Last week against Miami, Gibbs hoped the two-tight-end set would function well enough to put his defense in a spot to win the game. But now, with his defensive line and linebackers limping badly, the offense has to play a more aggressive role.
Despite their 2-5 record, the Patriots have had no trouble moving the ball this season and are favored by three points. New England has gained at least 436 yards the last four weeks and is averaging 24 points a game, even with 19 interceptions. In one half alone against the Jets, quarterback Steve Grogan, who has regained his starting job from Matt Cavanaugh, threw for 330 yards.
However, opponents also have had little trouble with the New England defense, especially on the ground. Until they held Earl Campbell to 86 yards last Sunday, the Patriots had been surrendering 219 rushing yards a game.
Does that mean Washington fans will see nothing but Riggins up the middle and Washington around end today?
"Our runners are our most productive players," Gibbs responded, "so naturally we are going to use them. But we need some more big plays, whether we get them from running or passing or special teams. We tried for some big gainers against Miami last week; they just didn't work. But don't think we have given up trying to go after people."
The Redskin defense is hardly ready for a shootout with New England. Outside linebackers Monte Coleman and Brad Dusek both are playing with bad shoulders, defensive end Mat Mendenhall is starting despite a gimpy knee and tackle Wilbur Young still has a sore toe. And they'll be trying to improve an already spotty pass rush against one of the NFL's better offensive lines.
But the Patriots, the league's biggest early season flop along with Oakland, aren't healthy, either. Cornerback Mike Haynes is out with a collapsed lung, fullback Sam Cunningham is hobbled with a leg pull and Steve Nelson, their best linebacker, is on injured reserve.
Gibbs' original decision to go with a standard two-back pro set at the start of the season probably ranks as the most glaring mistake he has made in his short head-coaching career.
He's much more comfortable with the two-tight-end formation, and believes in it completely. But he felt a two-back offense was better suited to his backfield depth.
"I was wrong," he said. "I just like the two-tight-end operation better. When we had all of our backs injured, we were forced to switch from the two-back set to the one-back set. Now we are running the ball better, we haven't committed as many mistakes and we are much more balanced.
"Why is it better? First of all, it gives you two strong blockers (the tight ends) on either side, which helps your running game and your pass protection. Second, you have four receivers right at the line of scrimmage to get out into patterns quickly.

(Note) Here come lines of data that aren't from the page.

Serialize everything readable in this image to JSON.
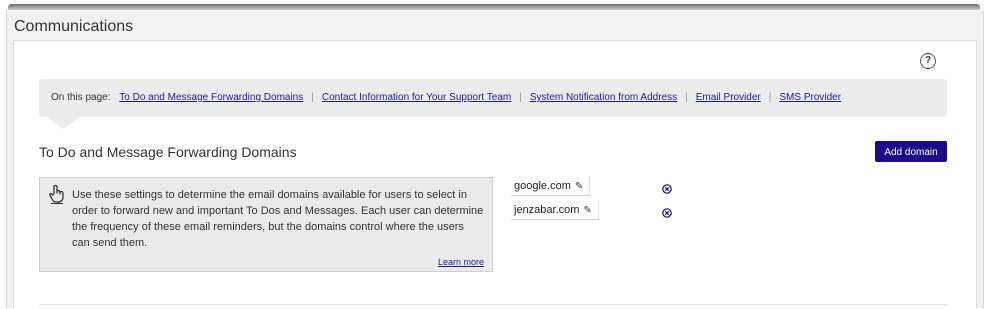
{
  "panel": {
    "title": "Communications"
  },
  "help": {
    "label": "?"
  },
  "on_page": {
    "label": "On this page:",
    "links": [
      "To Do and Message Forwarding Domains",
      "Contact Information for Your Support Team",
      "System Notification from Address",
      "Email Provider",
      "SMS Provider"
    ],
    "separator": "|"
  },
  "section": {
    "title": "To Do and Message Forwarding Domains",
    "add_button": "Add domain",
    "info_text": "Use these settings to determine the email domains available for users to select in order to forward new and important To Dos and Messages. Each user can determine the frequency of these email reminders, but the domains control where the users can send them.",
    "learn_more": "Learn more",
    "domains": [
      "google.com",
      "jenzabar.com"
    ]
  },
  "icons": [
    "help-icon",
    "pointer-hand-icon",
    "pencil-icon",
    "remove-circle-icon"
  ],
  "colors": {
    "accent_button": "#1c0a8a",
    "link": "#1a1aa6",
    "panel_bg": "#f1f1f1"
  }
}
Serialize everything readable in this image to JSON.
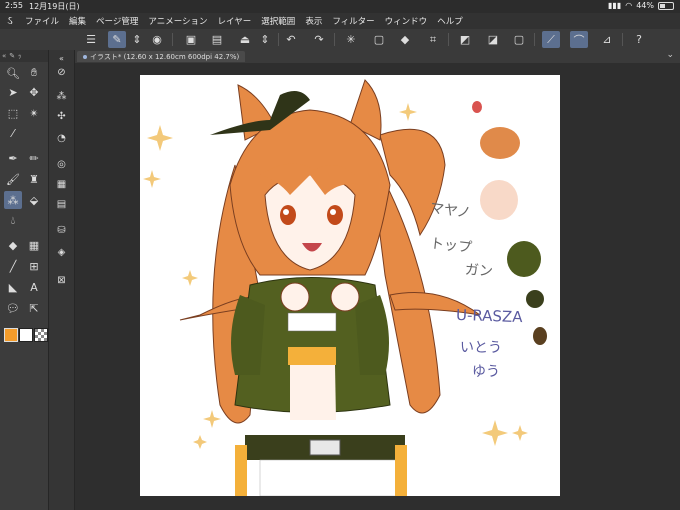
{
  "status": {
    "time": "2:55",
    "date": "12月19日(日)",
    "battery": "44%",
    "battery_level": 0.44
  },
  "menu": [
    "ファイル",
    "編集",
    "ページ管理",
    "アニメーション",
    "レイヤー",
    "選択範囲",
    "表示",
    "フィルター",
    "ウィンドウ",
    "ヘルプ"
  ],
  "document": {
    "tab_label": "イラスト* (12.60 x 12.60cm 600dpi 42.7%)"
  },
  "canvas_text": {
    "line1": "マヤノ",
    "line2": "トップ",
    "line3": "ガン",
    "line4": "U-RASZA",
    "line5": "いとう",
    "line6": "ゆう"
  },
  "colors": {
    "accent": "#5c6f8f",
    "palette": [
      "#d9534f",
      "#e08a4a",
      "#f8d9c8",
      "#4d5a1e",
      "#3a3f1c",
      "#5a4020"
    ],
    "main_color": "#f39c2b",
    "sub_color": "#ffffff"
  },
  "icons": {
    "menu": "☰",
    "file-new": "▣",
    "folder": "▤",
    "save": "⇩",
    "undo": "↶",
    "redo": "↷",
    "loading": "✳",
    "fill": "◆",
    "transform": "⌗",
    "pen": "✎",
    "hand": "✋",
    "help": "?"
  }
}
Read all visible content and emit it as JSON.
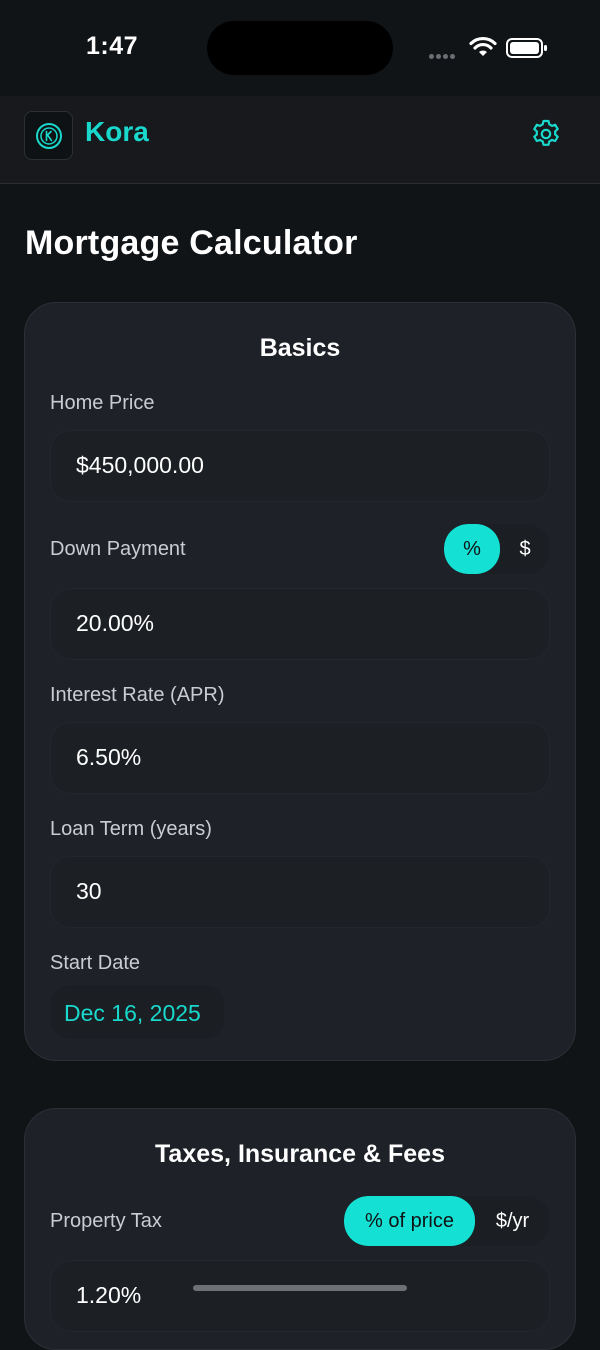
{
  "status_bar": {
    "time": "1:47"
  },
  "header": {
    "brand": "Kora"
  },
  "page": {
    "title": "Mortgage Calculator"
  },
  "basics": {
    "title": "Basics",
    "home_price": {
      "label": "Home Price",
      "value": "$450,000.00"
    },
    "down_payment": {
      "label": "Down Payment",
      "value": "20.00%",
      "toggle": {
        "options": [
          "%",
          "$"
        ],
        "selected": "%"
      }
    },
    "interest_rate": {
      "label": "Interest Rate (APR)",
      "value": "6.50%"
    },
    "loan_term": {
      "label": "Loan Term (years)",
      "value": "30"
    },
    "start_date": {
      "label": "Start Date",
      "value": "Dec 16, 2025"
    }
  },
  "taxes": {
    "title": "Taxes, Insurance & Fees",
    "property_tax": {
      "label": "Property Tax",
      "value": "1.20%",
      "toggle": {
        "options": [
          "% of price",
          "$/yr"
        ],
        "selected": "% of price"
      }
    }
  },
  "colors": {
    "accent": "#14e0d3",
    "background": "#111417",
    "card": "#1e2228"
  }
}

Third, you can change formations out of it so easily by sending people in motion, which hurts the defense.
"Even without motion, the strong safety has to take one tight end and that means someone, like the free safety, has to take the other tight end. The free safety can't double-team as well that way, and it opens things up for passing.

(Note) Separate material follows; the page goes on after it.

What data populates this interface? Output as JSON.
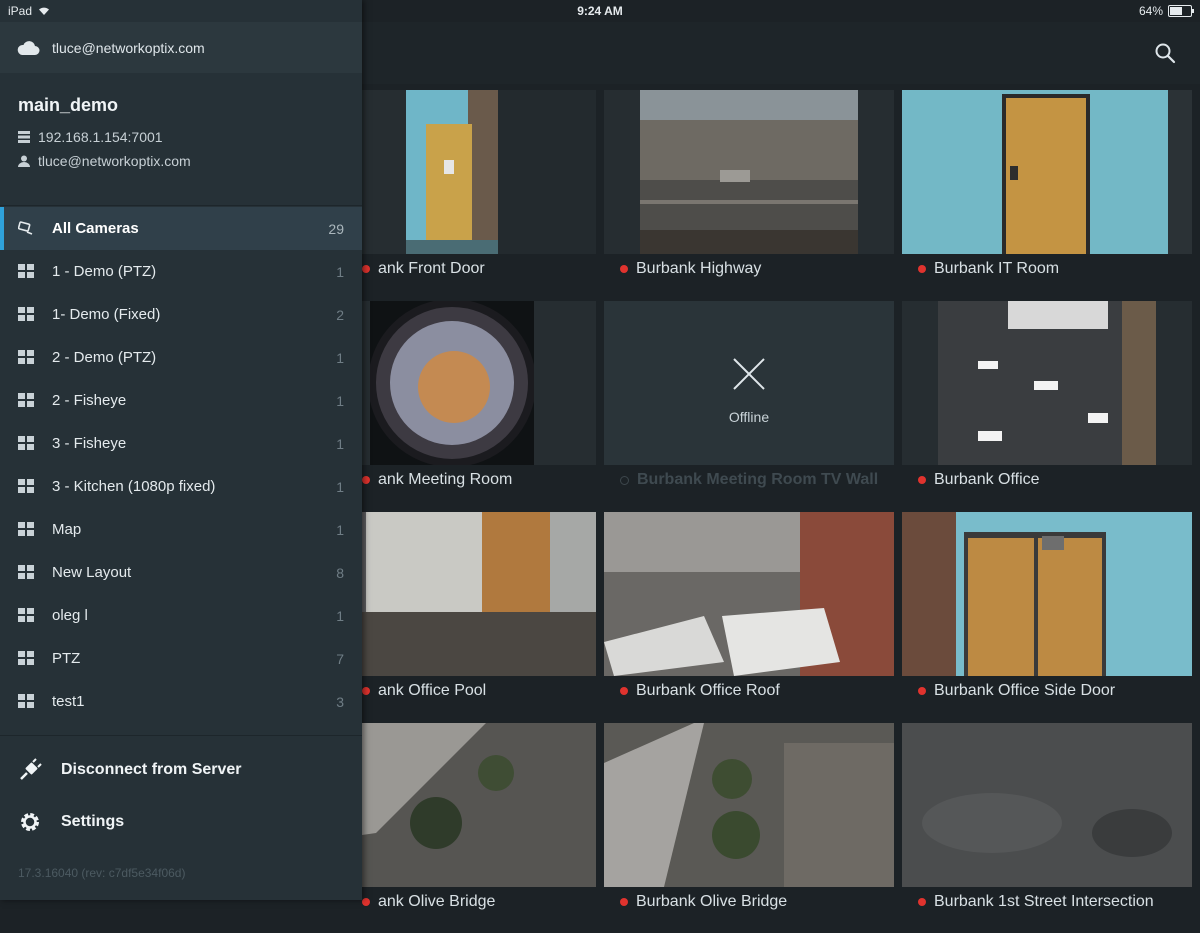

"The teams we've played already have admitted what I know. They said we are the hardest around to prepare for. That doesn't sound like we are conservative at all."
The Redskins activated rookie linebacker Quentin Lowry yesterday and waived quarterback Mike Rae.